Hand raisers respond well to offers that respect their intelligence and their privacy. These consumers are turned off by discounts, sweeps or other blatantly promotional offers.
Request minimal personal information in your initial communication. One way we have found to garner information on prospects in a non-threatening fashion, and screen prospects in the process, is through a survey. Criteria might include current use of a category, attitude toward the product or net worth. Only those who fit are exposed to the client's offer. And only those who respond to this offer with full contact information are deemed qualified leads.
Turn media planning on its head. Traditionally, media planning centers on placing ads in media with the highest composition of your potential audience. But what if it didn't matter where you run? With CPL programs, the goal is identifying qualified prospects, regardless of source. And because marketers pay only for leads when they are generated, the media partners take the risk on the placement costs.
From the media standpoint, CPL deals are a good balance of risk and reward. They are rewarded for the actions of their audience. By contrast, performance-based deals that rely on a consumer making a purchase or investment are far less attractive to the media. Success in such cost-per-acquisition deals is out of the medium's control.
ROI and ROT. All direct marketing demands ROI analysis. The Web is at its entrepreneurial best in offering many choices to enable improved ROI. Web marketers can use a blend of CPM (cost per thousand), CPC and now CPL advertising to optimize ROI. But how does a marketer choose?
As in traditional DM, testing is vital. Test offer, test copy, test medium, test method. The proliferation of ad inventory across most sites and e-mail newsletters means that an advertiser with the budget to try alternatives often can create extraordinary deals and partnerships. This can reduce the risks of broad-scale testing.
But here's where return on time (ROT) is also key. Marketers can't take the time to try everything. Establishing relationships with media willing to partner on CPL or hybrid deals improves ROT, as does identifying companies that have expertise in improving results of search-term ads.
Continuity and consistency. Financial marketers often go through heroic efforts to kindle a relationship with a prospect, then quickly lose all the goodwill through a telemarketing, postal or e-mail barrage that is out of sync with the respectful relationship the prospect demands.
Continuity of tone and communications means a slow build.
Follow-up e-mail campaigns should continue to inform. Calls should be consultative, not hard sell. And messages should be targeted and refined based upon what you're learning about the prospect. Without refinement, it's difficult to achieve a program's sales potential.
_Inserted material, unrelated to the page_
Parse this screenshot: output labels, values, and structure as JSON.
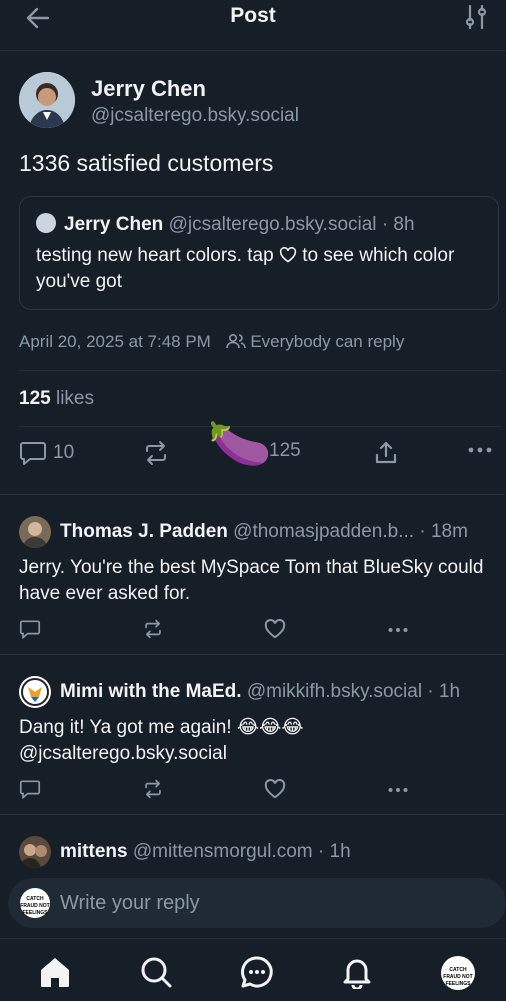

While the Web has made financial lead development more effective and efficient for some, it has made it more necessary than ever to be flexible and knowledgeable. This is hard work. It's often risky. But the relationships that result from that work and risk can make your business prosper.